What’s the buzz?
Is eating “clean” the golden ticket to health and happiness?
What does the science say?
Search for #cleaneating on Instagram or Twitter and you’ll get several million posts, with the top ones garnering over 10,000 likes. (Not to mention the 60 million results you get with just a quick Internet search.) To say this trend has taken off is an understatement.
But what does eating “clean” really mean? Well, that depends on who you ask; there is no real definition. Some define it as eating a diet based in whole foods with nothing processed or from a package. Others have a long list of off-limit ingredients such as gluten, dairy, sugar, and soy, or necessary qualities such as organic or non-GMO. Some go as far to say that only a raw, vegan diet can be clean.
Followers of the clean eating movement claim that it’s not a “diet” in the traditional sense of the word, as it as there isn’t a prescribed meal plan and it’s not specifically used for weight loss (though many follow it in hopes of shedding a few pounds). Claims of curing health problems you didn’t even know you had, like inflammation, while achieving optimal health is one of the many reasons people jump on the clean eating bandwagon.
Eating to feel your best, improve health, and reduce risk of chronic diseases is an honorable goal. But the clean eating movement, in many ways, has become so extreme (lots of food rules and lists of “good” or “bad” foods with little flexibility) that it can create an unhealthy obsession with eating a specific way. Critics of the trend (and there are many) assert that this obsession with what we put in our bodies is leading to increases in a pattern of disordered eating called orthorexia, or a fixation on healthy (or righteous) eating.
Though eating more whole foods is linked to better health, many of the versions of clean eating may be too strict. Eliminating entire food groups can lead to nutritional deficiencies and overly limited food choices. It can be socially alienating to follow such a strict set of dietary rules and that can lead to excess stress and guilt, which may be more detrimental than a few less-than-stellar food habits.

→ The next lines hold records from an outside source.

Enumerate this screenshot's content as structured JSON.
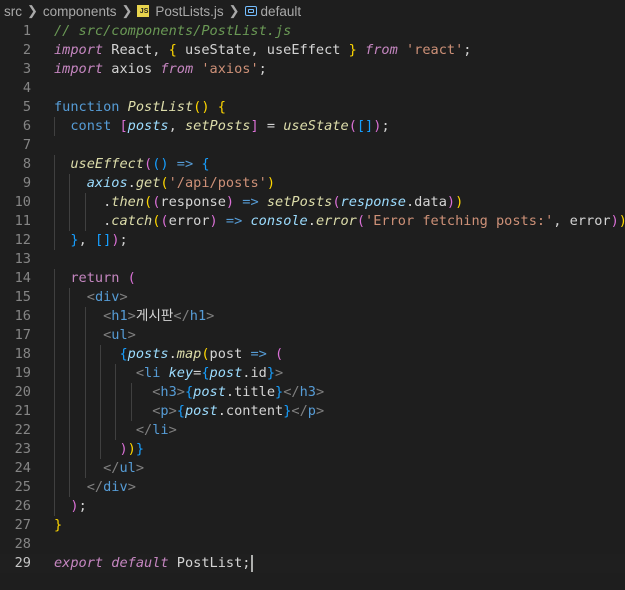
{
  "breadcrumb": {
    "folder1": "src",
    "folder2": "components",
    "file": "PostLists.js",
    "file_icon": "JS",
    "symbol": "default"
  },
  "editor": {
    "current_line": 29,
    "lines": [
      {
        "n": "1",
        "t": [
          {
            "c": "cm",
            "s": "// src/components/PostList.js"
          }
        ]
      },
      {
        "n": "2",
        "t": [
          {
            "c": "kw",
            "s": "import"
          },
          {
            "c": "tx",
            "s": " React, "
          },
          {
            "c": "br1",
            "s": "{"
          },
          {
            "c": "tx",
            "s": " useState, useEffect "
          },
          {
            "c": "br1",
            "s": "}"
          },
          {
            "c": "tx",
            "s": " "
          },
          {
            "c": "kw",
            "s": "from"
          },
          {
            "c": "tx",
            "s": " "
          },
          {
            "c": "st",
            "s": "'react'"
          },
          {
            "c": "tx",
            "s": ";"
          }
        ]
      },
      {
        "n": "3",
        "t": [
          {
            "c": "kw",
            "s": "import"
          },
          {
            "c": "tx",
            "s": " axios "
          },
          {
            "c": "kw",
            "s": "from"
          },
          {
            "c": "tx",
            "s": " "
          },
          {
            "c": "st",
            "s": "'axios'"
          },
          {
            "c": "tx",
            "s": ";"
          }
        ]
      },
      {
        "n": "4",
        "t": []
      },
      {
        "n": "5",
        "t": [
          {
            "c": "kwb",
            "s": "function"
          },
          {
            "c": "tx",
            "s": " "
          },
          {
            "c": "fn",
            "s": "PostList"
          },
          {
            "c": "br1",
            "s": "()"
          },
          {
            "c": "tx",
            "s": " "
          },
          {
            "c": "br1",
            "s": "{"
          }
        ]
      },
      {
        "n": "6",
        "t": [
          {
            "c": "tx",
            "s": "  "
          },
          {
            "c": "kwb",
            "s": "const"
          },
          {
            "c": "tx",
            "s": " "
          },
          {
            "c": "br2",
            "s": "["
          },
          {
            "c": "vr",
            "s": "posts"
          },
          {
            "c": "tx",
            "s": ", "
          },
          {
            "c": "fn",
            "s": "setPosts"
          },
          {
            "c": "br2",
            "s": "]"
          },
          {
            "c": "tx",
            "s": " = "
          },
          {
            "c": "fn",
            "s": "useState"
          },
          {
            "c": "br2",
            "s": "("
          },
          {
            "c": "br3",
            "s": "[]"
          },
          {
            "c": "br2",
            "s": ")"
          },
          {
            "c": "tx",
            "s": ";"
          }
        ]
      },
      {
        "n": "7",
        "t": []
      },
      {
        "n": "8",
        "t": [
          {
            "c": "tx",
            "s": "  "
          },
          {
            "c": "fn",
            "s": "useEffect"
          },
          {
            "c": "br2",
            "s": "("
          },
          {
            "c": "br3",
            "s": "()"
          },
          {
            "c": "tx",
            "s": " "
          },
          {
            "c": "kwb",
            "s": "=>"
          },
          {
            "c": "tx",
            "s": " "
          },
          {
            "c": "br3",
            "s": "{"
          }
        ]
      },
      {
        "n": "9",
        "t": [
          {
            "c": "tx",
            "s": "    "
          },
          {
            "c": "vr",
            "s": "axios"
          },
          {
            "c": "tx",
            "s": "."
          },
          {
            "c": "fn",
            "s": "get"
          },
          {
            "c": "br1",
            "s": "("
          },
          {
            "c": "st",
            "s": "'/api/posts'"
          },
          {
            "c": "br1",
            "s": ")"
          }
        ]
      },
      {
        "n": "10",
        "t": [
          {
            "c": "tx",
            "s": "      ."
          },
          {
            "c": "fn",
            "s": "then"
          },
          {
            "c": "br1",
            "s": "("
          },
          {
            "c": "br2",
            "s": "("
          },
          {
            "c": "tx",
            "s": "response"
          },
          {
            "c": "br2",
            "s": ")"
          },
          {
            "c": "tx",
            "s": " "
          },
          {
            "c": "kwb",
            "s": "=>"
          },
          {
            "c": "tx",
            "s": " "
          },
          {
            "c": "fn",
            "s": "setPosts"
          },
          {
            "c": "br2",
            "s": "("
          },
          {
            "c": "vr",
            "s": "response"
          },
          {
            "c": "tx",
            "s": ".data"
          },
          {
            "c": "br2",
            "s": ")"
          },
          {
            "c": "br1",
            "s": ")"
          }
        ]
      },
      {
        "n": "11",
        "t": [
          {
            "c": "tx",
            "s": "      ."
          },
          {
            "c": "fn",
            "s": "catch"
          },
          {
            "c": "br1",
            "s": "("
          },
          {
            "c": "br2",
            "s": "("
          },
          {
            "c": "tx",
            "s": "error"
          },
          {
            "c": "br2",
            "s": ")"
          },
          {
            "c": "tx",
            "s": " "
          },
          {
            "c": "kwb",
            "s": "=>"
          },
          {
            "c": "tx",
            "s": " "
          },
          {
            "c": "vr",
            "s": "console"
          },
          {
            "c": "tx",
            "s": "."
          },
          {
            "c": "fn",
            "s": "error"
          },
          {
            "c": "br2",
            "s": "("
          },
          {
            "c": "st",
            "s": "'Error fetching posts:'"
          },
          {
            "c": "tx",
            "s": ", error"
          },
          {
            "c": "br2",
            "s": ")"
          },
          {
            "c": "br1",
            "s": ")"
          },
          {
            "c": "tx",
            "s": ";"
          }
        ]
      },
      {
        "n": "12",
        "t": [
          {
            "c": "tx",
            "s": "  "
          },
          {
            "c": "br3",
            "s": "}"
          },
          {
            "c": "tx",
            "s": ", "
          },
          {
            "c": "br3",
            "s": "[]"
          },
          {
            "c": "br2",
            "s": ")"
          },
          {
            "c": "tx",
            "s": ";"
          }
        ]
      },
      {
        "n": "13",
        "t": []
      },
      {
        "n": "14",
        "t": [
          {
            "c": "tx",
            "s": "  "
          },
          {
            "c": "ctrl",
            "s": "return"
          },
          {
            "c": "tx",
            "s": " "
          },
          {
            "c": "br2",
            "s": "("
          }
        ]
      },
      {
        "n": "15",
        "t": [
          {
            "c": "tx",
            "s": "    "
          },
          {
            "c": "tg",
            "s": "<"
          },
          {
            "c": "tn",
            "s": "div"
          },
          {
            "c": "tg",
            "s": ">"
          }
        ]
      },
      {
        "n": "16",
        "t": [
          {
            "c": "tx",
            "s": "      "
          },
          {
            "c": "tg",
            "s": "<"
          },
          {
            "c": "tn",
            "s": "h1"
          },
          {
            "c": "tg",
            "s": ">"
          },
          {
            "c": "tx",
            "s": "게시판"
          },
          {
            "c": "tg",
            "s": "</"
          },
          {
            "c": "tn",
            "s": "h1"
          },
          {
            "c": "tg",
            "s": ">"
          }
        ]
      },
      {
        "n": "17",
        "t": [
          {
            "c": "tx",
            "s": "      "
          },
          {
            "c": "tg",
            "s": "<"
          },
          {
            "c": "tn",
            "s": "ul"
          },
          {
            "c": "tg",
            "s": ">"
          }
        ]
      },
      {
        "n": "18",
        "t": [
          {
            "c": "tx",
            "s": "        "
          },
          {
            "c": "br3",
            "s": "{"
          },
          {
            "c": "vr",
            "s": "posts"
          },
          {
            "c": "tx",
            "s": "."
          },
          {
            "c": "fn",
            "s": "map"
          },
          {
            "c": "br1",
            "s": "("
          },
          {
            "c": "tx",
            "s": "post "
          },
          {
            "c": "kwb",
            "s": "=>"
          },
          {
            "c": "tx",
            "s": " "
          },
          {
            "c": "br2",
            "s": "("
          }
        ]
      },
      {
        "n": "19",
        "t": [
          {
            "c": "tx",
            "s": "          "
          },
          {
            "c": "tg",
            "s": "<"
          },
          {
            "c": "tn",
            "s": "li"
          },
          {
            "c": "tx",
            "s": " "
          },
          {
            "c": "at",
            "s": "key"
          },
          {
            "c": "tx",
            "s": "="
          },
          {
            "c": "br3",
            "s": "{"
          },
          {
            "c": "vr",
            "s": "post"
          },
          {
            "c": "tx",
            "s": ".id"
          },
          {
            "c": "br3",
            "s": "}"
          },
          {
            "c": "tg",
            "s": ">"
          }
        ]
      },
      {
        "n": "20",
        "t": [
          {
            "c": "tx",
            "s": "            "
          },
          {
            "c": "tg",
            "s": "<"
          },
          {
            "c": "tn",
            "s": "h3"
          },
          {
            "c": "tg",
            "s": ">"
          },
          {
            "c": "br3",
            "s": "{"
          },
          {
            "c": "vr",
            "s": "post"
          },
          {
            "c": "tx",
            "s": ".title"
          },
          {
            "c": "br3",
            "s": "}"
          },
          {
            "c": "tg",
            "s": "</"
          },
          {
            "c": "tn",
            "s": "h3"
          },
          {
            "c": "tg",
            "s": ">"
          }
        ]
      },
      {
        "n": "21",
        "t": [
          {
            "c": "tx",
            "s": "            "
          },
          {
            "c": "tg",
            "s": "<"
          },
          {
            "c": "tn",
            "s": "p"
          },
          {
            "c": "tg",
            "s": ">"
          },
          {
            "c": "br3",
            "s": "{"
          },
          {
            "c": "vr",
            "s": "post"
          },
          {
            "c": "tx",
            "s": ".content"
          },
          {
            "c": "br3",
            "s": "}"
          },
          {
            "c": "tg",
            "s": "</"
          },
          {
            "c": "tn",
            "s": "p"
          },
          {
            "c": "tg",
            "s": ">"
          }
        ]
      },
      {
        "n": "22",
        "t": [
          {
            "c": "tx",
            "s": "          "
          },
          {
            "c": "tg",
            "s": "</"
          },
          {
            "c": "tn",
            "s": "li"
          },
          {
            "c": "tg",
            "s": ">"
          }
        ]
      },
      {
        "n": "23",
        "t": [
          {
            "c": "tx",
            "s": "        "
          },
          {
            "c": "br2",
            "s": ")"
          },
          {
            "c": "br1",
            "s": ")"
          },
          {
            "c": "br3",
            "s": "}"
          }
        ]
      },
      {
        "n": "24",
        "t": [
          {
            "c": "tx",
            "s": "      "
          },
          {
            "c": "tg",
            "s": "</"
          },
          {
            "c": "tn",
            "s": "ul"
          },
          {
            "c": "tg",
            "s": ">"
          }
        ]
      },
      {
        "n": "25",
        "t": [
          {
            "c": "tx",
            "s": "    "
          },
          {
            "c": "tg",
            "s": "</"
          },
          {
            "c": "tn",
            "s": "div"
          },
          {
            "c": "tg",
            "s": ">"
          }
        ]
      },
      {
        "n": "26",
        "t": [
          {
            "c": "tx",
            "s": "  "
          },
          {
            "c": "br2",
            "s": ")"
          },
          {
            "c": "tx",
            "s": ";"
          }
        ]
      },
      {
        "n": "27",
        "t": [
          {
            "c": "br1",
            "s": "}"
          }
        ]
      },
      {
        "n": "28",
        "t": []
      },
      {
        "n": "29",
        "t": [
          {
            "c": "kw",
            "s": "export"
          },
          {
            "c": "tx",
            "s": " "
          },
          {
            "c": "kw",
            "s": "default"
          },
          {
            "c": "tx",
            "s": " PostList;"
          }
        ]
      }
    ]
  }
}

It’s also well-documented in research about dieting that dieters following an overly restrictive eating plan are likely to eventually binge on foods they aren’t “allowed” to eat.

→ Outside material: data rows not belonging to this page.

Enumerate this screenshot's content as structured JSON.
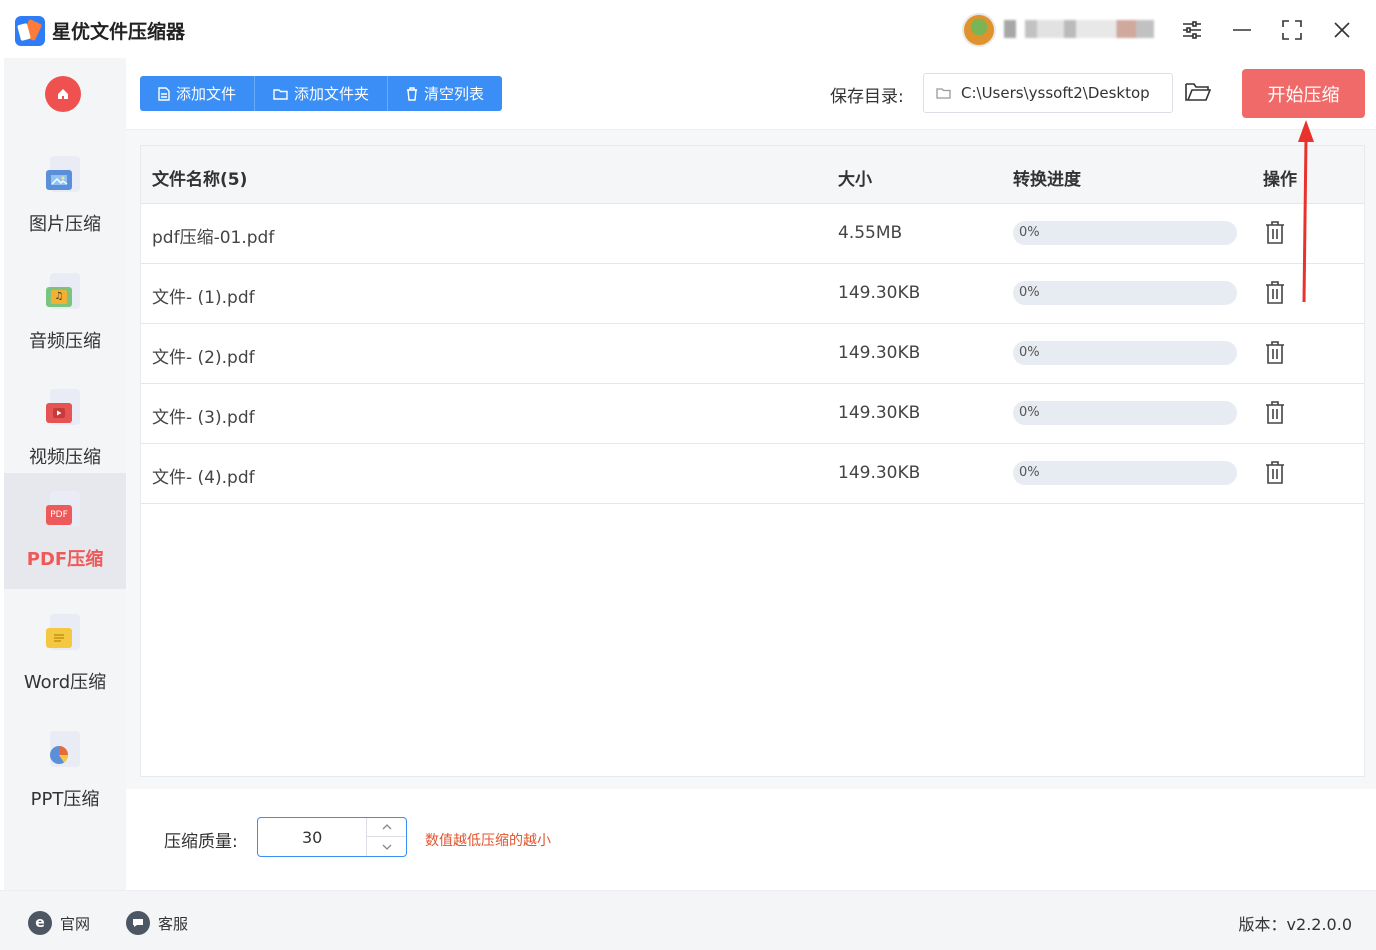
{
  "app": {
    "title": "星优文件压缩器"
  },
  "window_controls": [
    "settings-icon",
    "minimize-icon",
    "maximize-icon",
    "close-icon"
  ],
  "sidebar": {
    "items": [
      {
        "label": "图片压缩",
        "icon": "image-icon",
        "color": "#5b8fd9"
      },
      {
        "label": "音频压缩",
        "icon": "music-icon",
        "color": "#f2b134"
      },
      {
        "label": "视频压缩",
        "icon": "video-icon",
        "color": "#e55353"
      },
      {
        "label": "PDF压缩",
        "icon": "pdf-icon",
        "color": "#ee5a5a",
        "active": true
      },
      {
        "label": "Word压缩",
        "icon": "word-icon",
        "color": "#f5c842"
      },
      {
        "label": "PPT压缩",
        "icon": "ppt-icon",
        "color": "#e86a3a"
      }
    ]
  },
  "toolbar": {
    "add_file": "添加文件",
    "add_folder": "添加文件夹",
    "clear_list": "清空列表",
    "save_dir_label": "保存目录:",
    "save_dir_value": "C:\\Users\\yssoft2\\Desktop",
    "start_label": "开始压缩"
  },
  "table": {
    "columns": [
      "文件名称(5)",
      "大小",
      "转换进度",
      "操作"
    ],
    "rows": [
      {
        "name": "pdf压缩-01.pdf",
        "size": "4.55MB",
        "progress": "0%"
      },
      {
        "name": "文件- (1).pdf",
        "size": "149.30KB",
        "progress": "0%"
      },
      {
        "name": "文件- (2).pdf",
        "size": "149.30KB",
        "progress": "0%"
      },
      {
        "name": "文件- (3).pdf",
        "size": "149.30KB",
        "progress": "0%"
      },
      {
        "name": "文件- (4).pdf",
        "size": "149.30KB",
        "progress": "0%"
      }
    ]
  },
  "settings": {
    "quality_label": "压缩质量:",
    "quality_value": "30",
    "quality_hint": "数值越低压缩的越小"
  },
  "statusbar": {
    "website": "官网",
    "support": "客服",
    "version": "版本：v2.2.0.0"
  },
  "colors": {
    "accent": "#3a8ef6",
    "start_button": "#f06a6a",
    "active_sidebar_text": "#ee5a5a",
    "hint": "#e0542e"
  }
}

What’s the takeaway?
The all-or-nothing mentality of clean eating can be a slippery slope. Most Americans can benefit from eating more vegetables and fewer processed foods. But following a balanced diet that is filled with mostly fiber- and nutrient-rich plants (and some fish, dairy, eggs, and meat if you choose to eat those foods) while indulging in the occasional treat continues to be the most healthful option for both your physical and emotional health.
Read more about what dietitians think about clean eating here.